At the end of this campaign, what will be some of the success indicators that NITA Uganda will look at to determine whether it was a great campaign or it lacked somewhere?
We would like to catalyze the growth of a cyber security-aware mindset amongst internet users. This will go a long way in promoting trust in the use of internet-enabled services offered by both the Government and the private sector. Ultimately, we will keep this campaign running, awareness does not stop.
With the pandemic disrupting sectors, how has NITA Uganda come out to help with business continuity during the pandemic?
- Any response to control and combat the spread of disease during a pandemic should be swift and adaptive to rapid change. It should be scalable and proportionate to the risk apatite of the Government. As soon as the call for response effort was set in motion, as NITA-U we swiftly instituted a Pandemic Response Plan to guide Government Ministries, Departments, and Agencies in establishing response to the Covid-19 Pandemic.
- Together with the Ministry of ICT and National Guidance and UNDP, we rolled out Zoom across Government from the first lockdown in March 2020 to enable online meetings, workshops, conferences, etc in order to allow for Government business to continue during the lockdown.
- In partnership with the Ministry of Education, UNICEF, and NCDC, We are providing a free digital learning tool called Kolibiri to keep children learning from home. From the first lockdown to date, there are over 4,575 users who are benefiting from Kolibri.
- To eliminate long lines and crowds at the National Identification and Registration Authority (NIRA), we developed an Appointment System (https://servicebooking.nira.go.ug) that enables citizens to schedule appointments for all of NIRA’s services like registration and replacement of a National ID.
- We continue to support various Government Ministries and Authorities in the development of digital solutions to ease this new normal.

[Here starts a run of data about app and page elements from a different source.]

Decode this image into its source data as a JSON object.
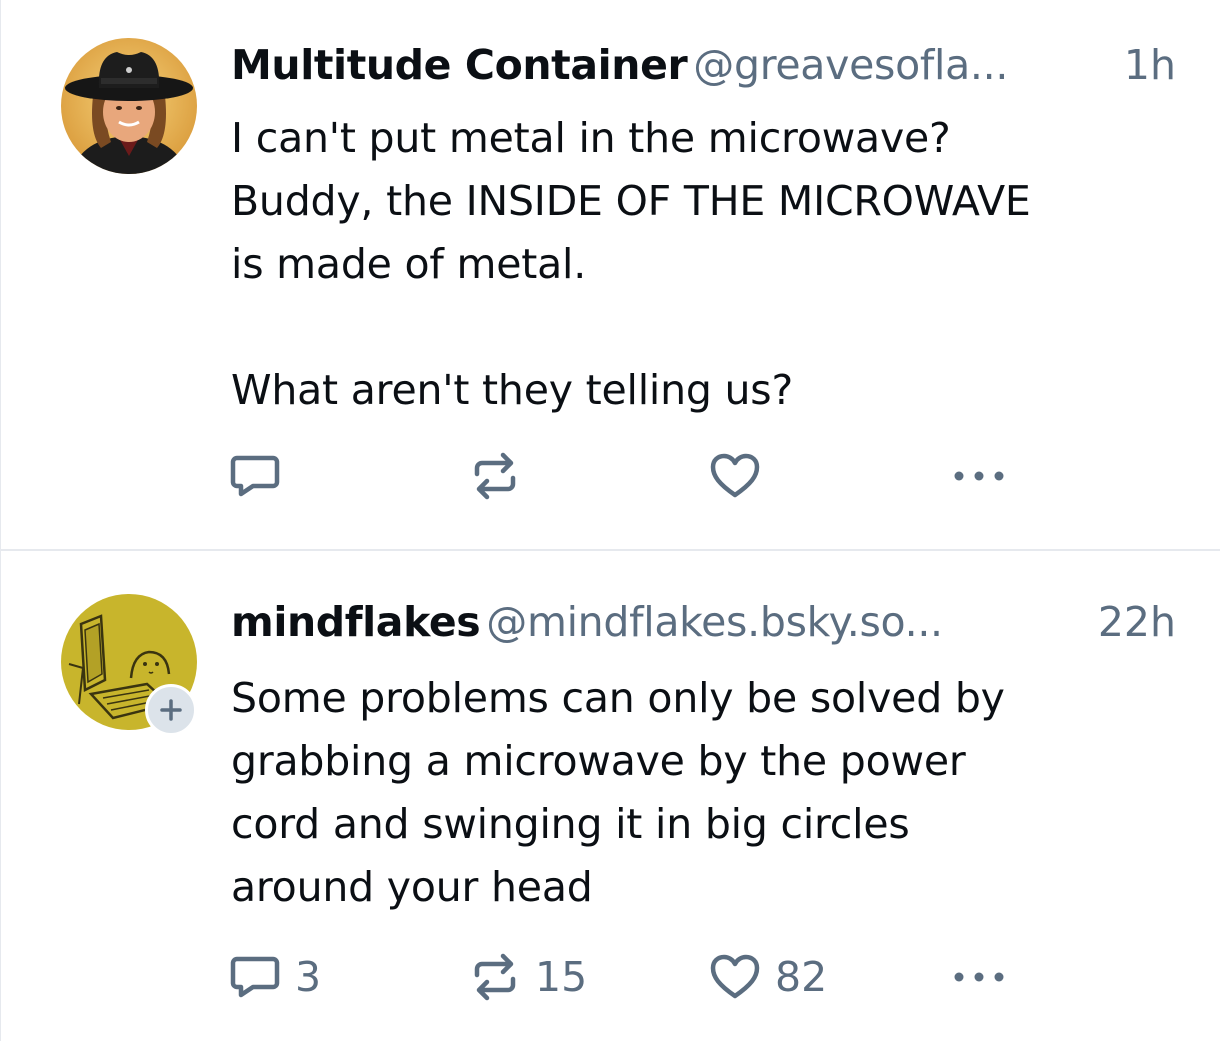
{
  "colors": {
    "text": "#0b0f14",
    "muted": "#5b6d80",
    "divider": "#e6e9ee",
    "badge_bg": "#dce3ea"
  },
  "posts": [
    {
      "display_name": "Multitude Container",
      "handle": "@greavesofla...",
      "time": "1h",
      "text": "I can't put metal in the microwave?\nBuddy, the INSIDE OF THE MICROWAVE\nis made of metal.\n\nWhat aren't they telling us?",
      "avatar_icon": "cowboy-hat-avatar",
      "reply_count": "",
      "repost_count": "",
      "like_count": ""
    },
    {
      "display_name": "mindflakes",
      "handle": "@mindflakes.bsky.so...",
      "time": "22h",
      "text": "Some problems can only be solved by\ngrabbing a microwave by the power\ncord and swinging it in big circles\naround your head",
      "avatar_icon": "cartoon-computer-avatar",
      "follow_badge": "+",
      "reply_count": "3",
      "repost_count": "15",
      "like_count": "82"
    }
  ]
}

For example, we supported the Ministry of Health to develop the Covid-19 Information Portal (https://covid19.gou.go.ug) that provides daily statistics and information related to Government’s fight against the pandemic, we supported the Ministry of Works & Transport with the development of a Travel Permit System (https://clearance.works.go.ug) to ease movement during the second lockdown, we digitized the licensing process at National Forest Authority by developing an e-License System, among other things.
President Museveni thanked NITA for designing a system for Covid-19 Fund distribution which saved the Government a lot of funds. What was the role of NITA in Covid-19 relief funds distribution?
Under the National Covid-19 Relief Sub Committee, with the guidance of the Rt. Hon. Prime Minister, we designed and developed a digital Covid-19 Relief Fund Management System. The system was used by the Ministry of Gender, Labour, and Social Development to collect information about vulnerable people, validate and authenticate beneficiaries for the fund. We also provided technical support, conducted technical training, and provided hosting services for the system in the National Cloud Data Center.